First of the day was Paul Costelloe (isn't it always?), where gold brocade mixed with '60s silhouettes to the general appeal of the Telegraph's Hilary Alexander and Colin McDowell. The more shocking bit came before the opening show, when British Fashion Council President Harold Tillman announced that London Fashion Week would move from the Natural History Museum to Somerset House next season.
Following was Caroline Charles, always one to work a cutesy-cutesy theme, who somehow combined wheatstalk headwear with a blood-red wedding gown. A bit easier to absord was the Estethica ethical fashion magazine launch, which saw the Noir and Black Noir collections show a YSL/Alexander Wang mash-up to everyone's favourite tune from Hole.
As the day got progressively better (SO many people were still in Manhattan for the last day of New York Fashion Week), Donatella Versace's young favourite Eun Jeong moved from sheer black knickers and capes to Giambatista Valli-inspired tent dresses with lots and lots and lots of bulk.
The extra dose of glamour was her strong point, and got the nod of approval from front-rower Erin O'Connor.

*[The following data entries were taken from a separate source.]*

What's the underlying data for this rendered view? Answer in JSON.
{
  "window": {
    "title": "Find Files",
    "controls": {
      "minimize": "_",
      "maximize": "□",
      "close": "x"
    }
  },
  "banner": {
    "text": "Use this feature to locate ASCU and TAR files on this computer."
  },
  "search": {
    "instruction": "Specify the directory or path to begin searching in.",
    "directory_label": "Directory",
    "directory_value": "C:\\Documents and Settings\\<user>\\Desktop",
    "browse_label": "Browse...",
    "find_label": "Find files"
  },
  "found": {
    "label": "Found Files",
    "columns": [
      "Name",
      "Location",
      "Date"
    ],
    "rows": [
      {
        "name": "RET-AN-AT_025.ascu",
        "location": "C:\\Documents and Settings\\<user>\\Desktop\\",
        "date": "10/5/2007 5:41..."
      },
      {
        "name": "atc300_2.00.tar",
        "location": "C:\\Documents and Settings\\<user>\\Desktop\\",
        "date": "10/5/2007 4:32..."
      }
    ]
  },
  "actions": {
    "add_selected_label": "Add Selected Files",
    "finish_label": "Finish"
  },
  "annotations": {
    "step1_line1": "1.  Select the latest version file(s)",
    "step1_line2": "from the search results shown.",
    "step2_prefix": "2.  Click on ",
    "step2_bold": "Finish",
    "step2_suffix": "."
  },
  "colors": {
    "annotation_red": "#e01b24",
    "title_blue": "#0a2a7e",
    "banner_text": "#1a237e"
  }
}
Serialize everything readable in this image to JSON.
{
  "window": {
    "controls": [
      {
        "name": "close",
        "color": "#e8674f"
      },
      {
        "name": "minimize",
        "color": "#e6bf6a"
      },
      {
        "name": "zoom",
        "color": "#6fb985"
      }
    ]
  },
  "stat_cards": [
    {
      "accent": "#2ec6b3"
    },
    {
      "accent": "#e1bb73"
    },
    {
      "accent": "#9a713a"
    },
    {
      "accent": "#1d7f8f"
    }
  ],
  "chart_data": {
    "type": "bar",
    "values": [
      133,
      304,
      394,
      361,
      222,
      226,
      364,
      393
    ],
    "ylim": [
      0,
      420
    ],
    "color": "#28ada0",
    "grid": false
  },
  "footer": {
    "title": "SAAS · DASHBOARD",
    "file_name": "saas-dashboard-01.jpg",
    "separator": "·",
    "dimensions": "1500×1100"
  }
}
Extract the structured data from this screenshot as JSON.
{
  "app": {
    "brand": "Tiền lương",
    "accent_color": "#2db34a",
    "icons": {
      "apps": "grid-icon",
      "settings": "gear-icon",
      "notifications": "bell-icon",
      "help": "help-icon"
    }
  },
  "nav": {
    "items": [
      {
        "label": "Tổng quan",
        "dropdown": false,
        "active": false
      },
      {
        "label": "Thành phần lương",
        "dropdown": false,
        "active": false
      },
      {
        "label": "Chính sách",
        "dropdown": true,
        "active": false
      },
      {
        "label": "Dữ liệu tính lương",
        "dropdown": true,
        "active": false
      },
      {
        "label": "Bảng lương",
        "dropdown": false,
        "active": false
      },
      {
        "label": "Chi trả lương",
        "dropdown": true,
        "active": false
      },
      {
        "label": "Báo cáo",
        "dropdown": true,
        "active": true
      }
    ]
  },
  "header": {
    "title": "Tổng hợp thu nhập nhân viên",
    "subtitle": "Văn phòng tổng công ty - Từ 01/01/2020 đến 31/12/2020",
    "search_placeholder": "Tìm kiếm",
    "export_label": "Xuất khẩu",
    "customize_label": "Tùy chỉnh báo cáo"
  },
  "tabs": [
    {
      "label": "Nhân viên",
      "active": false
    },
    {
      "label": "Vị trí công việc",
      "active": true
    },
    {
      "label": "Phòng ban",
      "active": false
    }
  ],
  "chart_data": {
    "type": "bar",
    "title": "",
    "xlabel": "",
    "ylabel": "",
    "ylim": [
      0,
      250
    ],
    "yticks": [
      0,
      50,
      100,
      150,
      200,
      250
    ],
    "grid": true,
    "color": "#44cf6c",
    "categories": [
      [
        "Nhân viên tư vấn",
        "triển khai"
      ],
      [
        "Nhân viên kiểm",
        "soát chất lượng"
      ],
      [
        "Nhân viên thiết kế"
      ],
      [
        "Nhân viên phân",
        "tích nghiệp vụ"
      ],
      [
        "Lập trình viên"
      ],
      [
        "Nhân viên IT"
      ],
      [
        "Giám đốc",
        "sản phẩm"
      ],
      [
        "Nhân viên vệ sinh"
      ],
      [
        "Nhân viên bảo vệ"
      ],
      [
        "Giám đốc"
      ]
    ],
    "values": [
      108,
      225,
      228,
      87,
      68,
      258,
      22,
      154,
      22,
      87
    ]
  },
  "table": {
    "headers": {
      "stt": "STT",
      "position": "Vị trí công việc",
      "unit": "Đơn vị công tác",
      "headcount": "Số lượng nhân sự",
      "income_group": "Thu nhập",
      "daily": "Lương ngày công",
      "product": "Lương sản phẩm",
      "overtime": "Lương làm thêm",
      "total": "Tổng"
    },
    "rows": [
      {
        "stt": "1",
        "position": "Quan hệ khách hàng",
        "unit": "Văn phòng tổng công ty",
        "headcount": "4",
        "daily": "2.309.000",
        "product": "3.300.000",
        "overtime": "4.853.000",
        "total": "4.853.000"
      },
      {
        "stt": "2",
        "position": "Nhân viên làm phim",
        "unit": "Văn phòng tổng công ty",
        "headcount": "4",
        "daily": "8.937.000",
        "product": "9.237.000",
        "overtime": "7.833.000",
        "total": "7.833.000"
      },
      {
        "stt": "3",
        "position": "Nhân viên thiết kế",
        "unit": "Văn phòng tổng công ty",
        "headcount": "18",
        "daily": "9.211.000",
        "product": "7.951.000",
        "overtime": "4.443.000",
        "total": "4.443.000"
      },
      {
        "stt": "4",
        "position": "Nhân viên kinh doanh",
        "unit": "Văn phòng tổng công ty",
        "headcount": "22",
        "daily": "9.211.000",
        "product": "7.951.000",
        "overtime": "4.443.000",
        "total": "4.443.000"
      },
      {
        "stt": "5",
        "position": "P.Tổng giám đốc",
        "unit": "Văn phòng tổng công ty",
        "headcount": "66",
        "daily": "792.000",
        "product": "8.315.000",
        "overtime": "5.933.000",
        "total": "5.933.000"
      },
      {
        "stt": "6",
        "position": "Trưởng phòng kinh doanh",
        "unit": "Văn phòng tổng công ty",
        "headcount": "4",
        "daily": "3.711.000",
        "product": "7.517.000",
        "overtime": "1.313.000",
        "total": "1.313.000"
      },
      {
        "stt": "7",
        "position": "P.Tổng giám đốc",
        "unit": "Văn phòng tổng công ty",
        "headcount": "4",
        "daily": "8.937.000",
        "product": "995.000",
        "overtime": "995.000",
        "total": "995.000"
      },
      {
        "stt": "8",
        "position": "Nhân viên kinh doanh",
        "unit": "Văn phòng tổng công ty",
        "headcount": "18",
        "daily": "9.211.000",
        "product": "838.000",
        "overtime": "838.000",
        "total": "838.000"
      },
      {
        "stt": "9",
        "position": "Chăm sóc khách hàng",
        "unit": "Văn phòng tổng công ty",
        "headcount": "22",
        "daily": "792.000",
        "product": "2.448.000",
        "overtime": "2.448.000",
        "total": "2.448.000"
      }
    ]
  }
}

The highlight of my day (despite the fact that my friend Naomi - The Kaiser - would not let me stop for an egg sandwich) happened to be at the Hippodrome in Leicester Square, where Sequin King Ashish brought V.V. Brown and a circus performer swinging from the ceiling to help him spice up his very sparkly line of '80s shock separates.
Not that they needed much of a kickstart, because Mr Gupta showed everything from leopard-print sequined jumpers to American flag-print sequined shorts to pom-pommed sequined cardigans. This, combined with neon-coloured leopard-print tights and zebra-striped platform booties, made a bit of a sensory overload that most people in the audience unabashedly loved.
Almost as much as they loved seeing Tyson Beckford present the Central St Martins show.
After a long day trotting around the city - and parties for photographer Matt Irwin and then Vendome where some flirty dancing fiend pretended to be the editor of the London Paper - it's time to rest up for another four days of fashion.
- Jill Hilbrenner